Glancing up in a certain area in Brooklyn, the streets seem to become an orchard, with the street signs as plants. Welcome to the fruit streets of Brooklyn Heights, where Cranberry, Orange and Pineapple Streets run parallel to each other to form an unlikely urban cornucopia.
According to NYC Parks, the streets received their names in the nineteenth century from local resident Lady Middagh, a descendant of one of the earliest families to settle in the area. At the time, the streets were named after aristocratic families that lived on them (much like Christopher Street was). Lady Middagh found this “pretentious,” and her solution was to remove the original street signs and put up her own. The city took them down, but eventually relented to Lady Middagh’s persistence. (Interestingly, she left Middagh Street alone and it still exists today, running parallel to the fruit streets–so much for a crusade against pretentiousness!) Other aristocratic streets that survived Lady Middagh’s attack include Hicks, Pierrepont and Remsen.

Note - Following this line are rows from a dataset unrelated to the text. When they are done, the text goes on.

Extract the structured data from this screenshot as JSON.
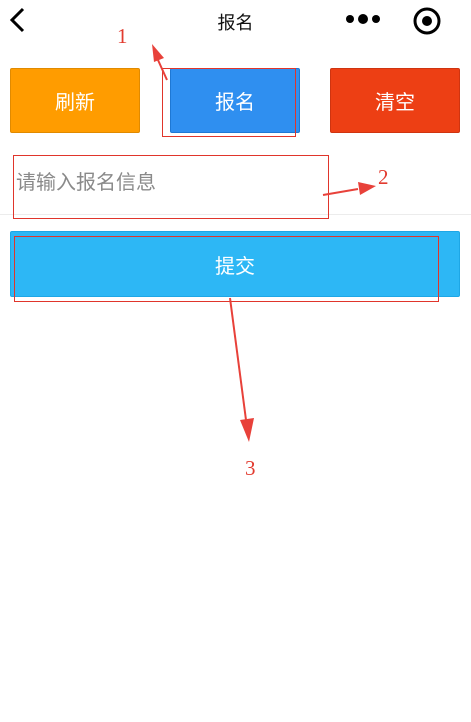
{
  "navbar": {
    "title": "报名",
    "back_icon": "back-icon",
    "more_icon": "more-dots-icon",
    "capsule_icon": "capsule-close-icon"
  },
  "actions": {
    "refresh_label": "刷新",
    "signup_label": "报名",
    "clear_label": "清空"
  },
  "form": {
    "input_placeholder": "请输入报名信息",
    "input_value": "",
    "submit_label": "提交"
  },
  "annotations": [
    "1",
    "2",
    "3"
  ],
  "colors": {
    "refresh": "#ff9c00",
    "signup": "#2f8ff0",
    "clear": "#ed3f14",
    "submit": "#2db7f5",
    "annotation": "#e0352b"
  }
}
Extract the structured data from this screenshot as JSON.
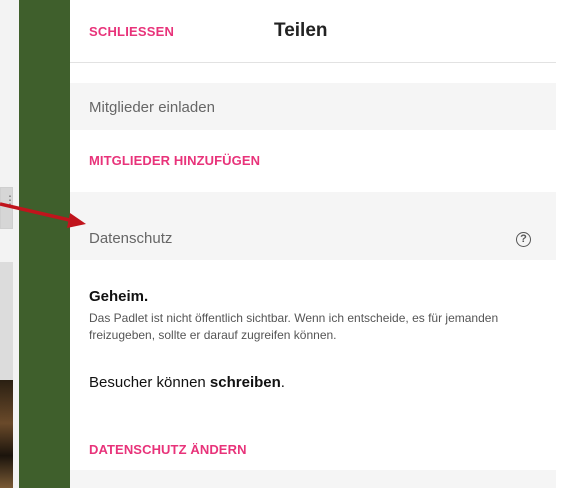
{
  "header": {
    "close_label": "SCHLIESSEN",
    "title": "Teilen"
  },
  "members": {
    "section_label": "Mitglieder einladen",
    "add_label": "MITGLIEDER HINZUFÜGEN"
  },
  "privacy": {
    "section_label": "Datenschutz",
    "help_icon": "help-circle-icon",
    "level": "Geheim.",
    "description": "Das Padlet ist nicht öffentlich sichtbar. Wenn ich entscheide, es für jemanden freizugeben, sollte er darauf zugreifen können.",
    "visitors_prefix": "Besucher können ",
    "visitors_permission": "schreiben",
    "visitors_suffix": ".",
    "change_label": "DATENSCHUTZ ÄNDERN"
  },
  "colors": {
    "accent": "#e8337a",
    "section_bg": "#f5f5f5",
    "annotation_arrow": "#c0141c",
    "sidebar_green": "#3f5f2c"
  }
}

The New York Times offers another, less exciting explanation. The Hicks brothers, another of the area’s aristocratic families, sold fruit and named the streets after their activities.
At the end of the streets is the Fruit Street Sitting Area named for its surrounding tropical bounty, which connects Columbia Heights to Brooklyn Heights Promenade.
Cranberry Street in particular gained fame as the location of the 1987 film Moonstruck, starring Cher and a young Nicolas Cage. Cher’s Loretta lived at 19 Cranberry Street. The street also appeared in Three Days of the Condor and more recently, Remember Me starring Robert Pattinson. Perhaps Lady Middagh would be impressed by the number of movie stars gracing the area today.
The historic brownstone on the corner of Cranberry and Willow Streets was sold in 2008 for $4 million.